Covid-19 and food security | In Madagascar, the milk trade has dried up

Expert view 28 May 2020
In the countries of the global South, certain agricultural value chains are feeling the consequences of the health crisis caused by the Covid-19 pandemic more than others. The dairy chain in Madagascar is a good example. The country's milk producers and dairies are highly dependent on reliable transport services and demand, and they are finding things difficult. An analysis by a group of researchers from CIRAD based on the island, with their partners from FIFAMANOR. This article is the sixth in a series focusing on the impacts of Covid-19 on food security in tropical countries.
In Betafo, pre-collectors and farmers bring their milk each day on foot, by cart, by bike or by motorbike, despite the often bad roads during the rainy season, at the risk of spilling it at any time © M. Vigne, CIRAD

In the "dairy triangle" on the highland plateau in central Madagascar, some 60 000 farms produce milk. They are generally very small, with just one or two dairy cows, but they are the major source of supply for two of the country's main cities: Antsirabe and Antananarivo, the capital, a hundred kilometres or so to the North. Of a total volume of 100 million litres produced each year, consumed fresh or in the form of milk products, 10% is transported to and sold in Antsirabe and 50% to Antananarivo, thanks to more than 20 000 economic operators: collectors, processers and small traders.

To boost the volume of milk produced, the wealthiest farmers increasingly practise genetic improvement (primarily of Norwegian reds and holsteins), using artificial insemination or covering stations. Photo: crossbreed dairy cows on a periurban farm, Antsirabe © M. Vigne, CIRAD

Lockdown during peak production season: a shock for producers and dairies alike

More than two months after the start of the epidemic, the country has declared just over 600 cases of coronavirus contamination and just two deaths. Partial lockdown and personal travel restrictions still apply, and most economic activity is at a standstill. Lockdown began in the middle of the peak dairy production season, which was a shock for dairies, particularly small- and medium-sized operators, and for producers, who suddenly found themselves without outlets for their milk.

Ordinarily, large volumes of products, particularly fresh milk, are transported by producers or small-scale collectors by public transport or shared taxi, but the capital is currently on lockdown and transport services are running only a skeleton service, making fresh product supplies more difficult than usual.

The main issue, however, is that urban demand for milk and dairy products has slumped.
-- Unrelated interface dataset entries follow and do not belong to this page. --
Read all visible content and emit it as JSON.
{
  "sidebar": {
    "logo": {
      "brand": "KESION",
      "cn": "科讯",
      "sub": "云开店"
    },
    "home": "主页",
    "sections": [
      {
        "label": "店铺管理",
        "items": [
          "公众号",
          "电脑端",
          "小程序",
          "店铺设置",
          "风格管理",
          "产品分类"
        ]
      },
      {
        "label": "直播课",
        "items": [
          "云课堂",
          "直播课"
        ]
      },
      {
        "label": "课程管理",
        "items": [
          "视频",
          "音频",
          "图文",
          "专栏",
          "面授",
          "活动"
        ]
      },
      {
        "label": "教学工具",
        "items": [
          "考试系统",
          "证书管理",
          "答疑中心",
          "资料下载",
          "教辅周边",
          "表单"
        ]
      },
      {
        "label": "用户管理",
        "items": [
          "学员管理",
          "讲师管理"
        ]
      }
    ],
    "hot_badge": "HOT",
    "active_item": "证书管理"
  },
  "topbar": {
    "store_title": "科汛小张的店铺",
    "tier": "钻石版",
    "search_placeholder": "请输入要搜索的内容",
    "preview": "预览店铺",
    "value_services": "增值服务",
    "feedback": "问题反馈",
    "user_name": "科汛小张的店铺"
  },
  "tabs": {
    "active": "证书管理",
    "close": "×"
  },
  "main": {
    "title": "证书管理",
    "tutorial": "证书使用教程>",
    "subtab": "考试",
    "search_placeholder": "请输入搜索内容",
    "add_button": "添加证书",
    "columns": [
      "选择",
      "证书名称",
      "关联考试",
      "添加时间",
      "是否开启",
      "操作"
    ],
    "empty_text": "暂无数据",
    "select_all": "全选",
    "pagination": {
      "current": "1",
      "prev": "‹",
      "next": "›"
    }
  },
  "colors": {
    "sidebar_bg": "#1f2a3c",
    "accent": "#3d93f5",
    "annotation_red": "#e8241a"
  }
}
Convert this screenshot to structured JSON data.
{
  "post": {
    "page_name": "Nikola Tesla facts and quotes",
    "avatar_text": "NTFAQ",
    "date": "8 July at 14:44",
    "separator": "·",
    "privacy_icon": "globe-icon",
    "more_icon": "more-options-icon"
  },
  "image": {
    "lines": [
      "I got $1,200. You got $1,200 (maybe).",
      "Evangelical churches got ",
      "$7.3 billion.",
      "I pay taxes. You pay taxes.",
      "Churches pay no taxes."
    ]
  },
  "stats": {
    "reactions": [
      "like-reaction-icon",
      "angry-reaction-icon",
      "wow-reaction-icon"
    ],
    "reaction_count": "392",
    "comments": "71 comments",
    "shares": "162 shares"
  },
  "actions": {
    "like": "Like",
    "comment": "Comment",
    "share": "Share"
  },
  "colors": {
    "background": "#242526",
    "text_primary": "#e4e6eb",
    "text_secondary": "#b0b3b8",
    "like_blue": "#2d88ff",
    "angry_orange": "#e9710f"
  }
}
Restaurants are closed, and markets, grocery shops and supermarkets only open for a few hours a day. Moreover, a large proportion of city-dwellers are unable to work and no longer have the same purchasing power. They are concentrating on essentials, and milk, yoghurt and cheese are left on the shelves.

Artisan cheese, sold by the roadside, is the cheapest type of cheese in Madagascar. These sellers are in the capital, Antsirabe © Lalatiana Christian Andrianarisata

Most dairies have shut down, and those still operating have also been affected

The slump in demand for dairy products, which are mostly perishable, has had an impact on collectors, and on even greater numbers of producers, who have had to sell their products at a lower price, if indeed they have been able to sell, and have thus lost part of their income. A minority have chosen to make yoghurt from their milk and sell it locally or in nearby towns. However, most are not equipped to do so, and have consumed their unsold milk themselves, given it to friends and family, or fed it to their animals (calves and pigs). Many dairies have had to shut down.

The few industrial dairies, which process less than 10% of the milk produced, have continued to be supplied. They generally have their own network of collectors, collection centres and means of transport, and have been largely unaffected by travel restrictions. Moreover, during this peak production period, they have had access to larger volumes of milk from producers who have lost their usual outlets. However, they have all been hit by the drop in demand. Many have opted to halt collection for several days, if not weeks, and limited volumes by introducing quotas, raising quality standards and cutting prices.

A capacity for resilience that should be taken into account in development policy

The crisis has not yet lasted long enough for operators to go bust or have to raise cash by selling their livestock or equipment. What remains to be seen to measure the effects is how long the crisis will last and when urban consumption will pick up.

Nevertheless, the players in the sector are capable of bouncing back. Previous crises, in 2001 and 2009, have proved that. Their resilience lies in the diversification of farm production systems: commercial food crops or cereals, legume crops, fruit and vegetables, and non-agricultural activities. Many processors are capable of making several types of products (yoghurt, cheese, etc), and the various small operators in the chain, collectors and traders, also have other activities (farming, services, etc). This goes against the trend towards specialization and industrialization, and it is key to a capacity to withstand recurring crises and shocks that almost certainly should be taken into account in development policy.

Text written by: Sarah Audouin, Jean-François Bélières, Perrine Burnod, Hélène David-Benz, Mathieu Vigne (CIRAD), and Willy Rakotomalala and Lovaniaina Rakotomalala (FIFAMANOR).